I'm not sure when it really dawned on me that "air custard" wasn't any kind of custard at all, and the love part didn't really seem so important unless it was somehow covered in chocolate. But I get it now.
Ah. Valentine's Day. Love and chocolate. Candlelight and romance. Turkey sandwiches and beer.
You hear single people bitching about how depressing and awful Valentine's day is, but it ain't so hot for the coupled-up, either. Such high expectations, such hope for magic and romance. Such crap. After one particularly spendy and utterly disappointing Valentine's dinner at a restaurant we loved in NYC, I vowed never to go out on this occasion again. We choose to stay home--to avoid the glut of amateurs who flock to "fancy" restaurants for overpriced prixe fixe menus, cranky waiters and, let's be honest, second-rate food. So many restaurants must realize that people who pack the house on Valentine's are so desperate for a romantical evening, they'll overlook mediocre food. Um, not me.
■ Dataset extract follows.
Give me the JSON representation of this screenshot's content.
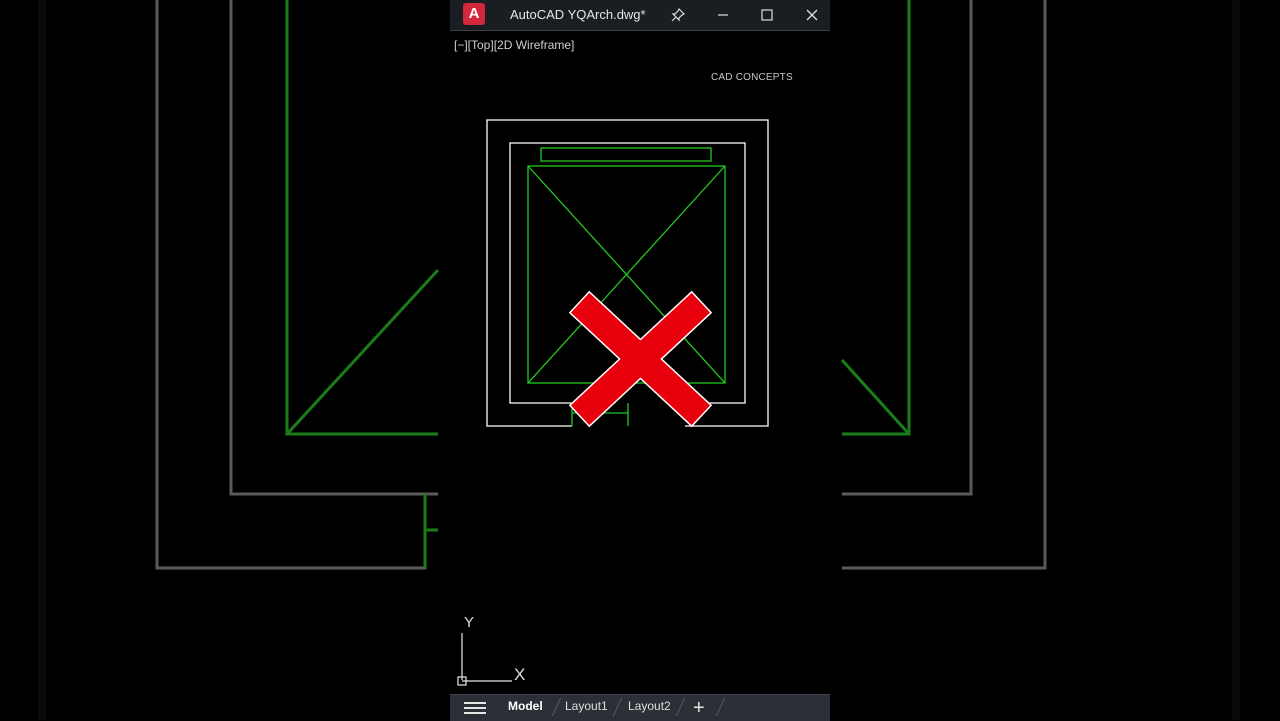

I decided to cook Chris' favorite, instead. Capellini with homemade Bolognese. How quaint. And yet, it turns out, cooking at home has the same libido-snuffing potential as slogging through a foot of snow and ice to eat a faux romantic meal.
Here's what happened. I had such great success with the sausage-making endeavour, I'm now obsessed with grinding meat. I ground up a few strip steaks that were slightly freezer burned (due to getting buried in the depths of a cube freezer) and some boneless pork country ribs and veal.
Making Bolognese is not difficult, but it IS time-consuming, as I found out. The problem started when I decided, 'WTF, I've got at least a pound of each type of meat, why not quadruple the recipe?', which called for 1/4 pound of ground beef, pork and veal. So I did.
If only I had read the recipe start to finish, and realized that the cooking time for a single recipe was three hours, a doubled recipe would be four hours...you do the math. Say, five or six hours of slow and low simmering time?
The recipe requires the liquids (first milk, then white wine) to evaporate. When you jump from one cup of each liquid...to FOUR, well, it takes a long time.
I started prepping at 3, so the milk simmer started around 4, the wine simmer started at around 5, the addition of the tomatoes and reserved liquid happened around 6...and then the real cooking started. Suffice it to say, we didn't have bolognese, sauteed rapini and a lovely bottle of red for dinner. We had turkey cold cut sandwiches and beer. Oh, and three (yes, three) tasty Vosges truffles from the box Chris brought me.